So look for elbow pads that have full CE certifications and you’ll know they provide the safety you need for your type of riding.


Elbow pads have to fit right and stay in place to be useful. Otherwise they could actually create more of a danger.

If they’re too tight, they restrict movement and will become uncomfortable enough you’d likely stop wearing them.

If they’re too loose they’re going to slide around and you’ll find yourself adjusting them non-stop and driving yourself crazy.

So make sure to look at the way they fit, and make sure to measure your arm so you can choose the right size per the manufacturer. Remember, a snug fit that doesn’t restrict your movement is what you’re aiming for.


The materials make the elbow pad. Materials like D30, VPD, and AirFlex gel (or Armourgel) all are flexible and lightweight until they get a hard jolt and then they harden up to provide the most protection. These materials are known as non-Newtonian fluids and they are cutting edge.

Impact foam padding is still well and alive and in fact one of my recommendations above uses it because thick foam is still very effective to slow down a hit on your elbow.

Generally I lean towards the D30-type materials for trail and XC riding and for anything where I’m getting some serious air I got for thick foam.


Many elbow pads are perfectly fine when sitting there, but when you get riding hard you are going to sweat and warm up. You need elbow pads that will wick the sweat away and let in fresh air. Look for breathable materials or mesh, especially on the back of the pad.

The right pads will keep your arms cool and reduce heat rash and even help keep them in place since they can slide with enough sweat. Obviously this is a bigger issue in the summer but arms get surprisingly warm on hard rides in the winter.


Mountain bike elbow pads are going to get sweaty and dirty from riding if you’re doing it right. You’re going to need to wash them occasionally to get the stink out.

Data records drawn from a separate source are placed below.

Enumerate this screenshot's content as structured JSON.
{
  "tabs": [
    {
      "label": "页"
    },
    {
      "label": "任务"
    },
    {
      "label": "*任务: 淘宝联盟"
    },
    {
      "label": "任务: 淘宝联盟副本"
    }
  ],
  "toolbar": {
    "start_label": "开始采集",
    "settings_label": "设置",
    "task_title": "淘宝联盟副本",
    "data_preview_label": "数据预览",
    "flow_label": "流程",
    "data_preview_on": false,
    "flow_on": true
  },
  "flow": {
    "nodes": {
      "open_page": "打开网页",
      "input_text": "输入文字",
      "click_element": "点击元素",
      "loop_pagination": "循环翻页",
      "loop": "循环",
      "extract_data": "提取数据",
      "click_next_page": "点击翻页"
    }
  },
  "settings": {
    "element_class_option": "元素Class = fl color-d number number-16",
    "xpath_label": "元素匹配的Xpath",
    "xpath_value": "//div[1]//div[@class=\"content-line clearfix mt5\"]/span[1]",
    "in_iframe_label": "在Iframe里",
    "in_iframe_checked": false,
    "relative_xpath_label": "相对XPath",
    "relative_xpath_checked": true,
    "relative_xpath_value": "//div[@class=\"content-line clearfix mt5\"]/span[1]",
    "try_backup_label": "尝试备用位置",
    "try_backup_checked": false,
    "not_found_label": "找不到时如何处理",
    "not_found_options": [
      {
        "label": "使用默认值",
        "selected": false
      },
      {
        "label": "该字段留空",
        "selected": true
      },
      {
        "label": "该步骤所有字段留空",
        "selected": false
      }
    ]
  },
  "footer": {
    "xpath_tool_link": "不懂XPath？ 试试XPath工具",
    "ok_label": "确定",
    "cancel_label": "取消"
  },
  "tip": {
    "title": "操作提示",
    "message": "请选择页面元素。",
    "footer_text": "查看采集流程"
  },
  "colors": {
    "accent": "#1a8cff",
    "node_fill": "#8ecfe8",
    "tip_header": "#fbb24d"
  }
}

Some pads just soak as-is in warm water, others you’ll be able to remove the liners and really clean them up easy. Some can even go in the washer. Check with the manufacturers

Let’s face it; mountain biking can get messy. From muddy trails to sweaty ascents, your elbow pads will see their fair share of dirt. Pads that are easy to wash, or better yet, have removable liners or padding, make maintenance a breeze. Always check the care instructions, and if possible, opt for pads that are machine-washable for added convenience.

Impact Certifications

One of the most recognized certifications in the biking community is EN1621-1. This European standard specifically focuses on limb joint protectors, evaluating their performance in terms of impact energy absorption and force distribution.

When an elbow pad boasts the EN1621-1 certification, it means it’s undergone rigorous testing and has proven to effectively safeguard the joints against impacts. The certification also includes various levels, indicating the range of temperatures in which the protector retains its protective capabilities.

Essentially, a pad that meets the EN1621-1 standard is a reliable choice, ensuring a consistent level of protection across different conditions.

About the Author

Tony K

Senior Technical Writer,

Tony K is a technical editor at He has a focus on downhill bike riding but still loves xc bikes too.

With more than ten years of mountain biking experience and more than 5 years testing mountain bikes, Tony has ridden and tested hundreds of different bikes and products, everything from XC to enduro bikes. Tony regularly competes in mountain bike races while seeing how long those compontents can hold up which gives me a lot of insight.

When he isn't shredding down a mountain or camping out, he is writing reviews for Mountain Bike Experience.

Rides: Surly Lowside, Canyon Exceed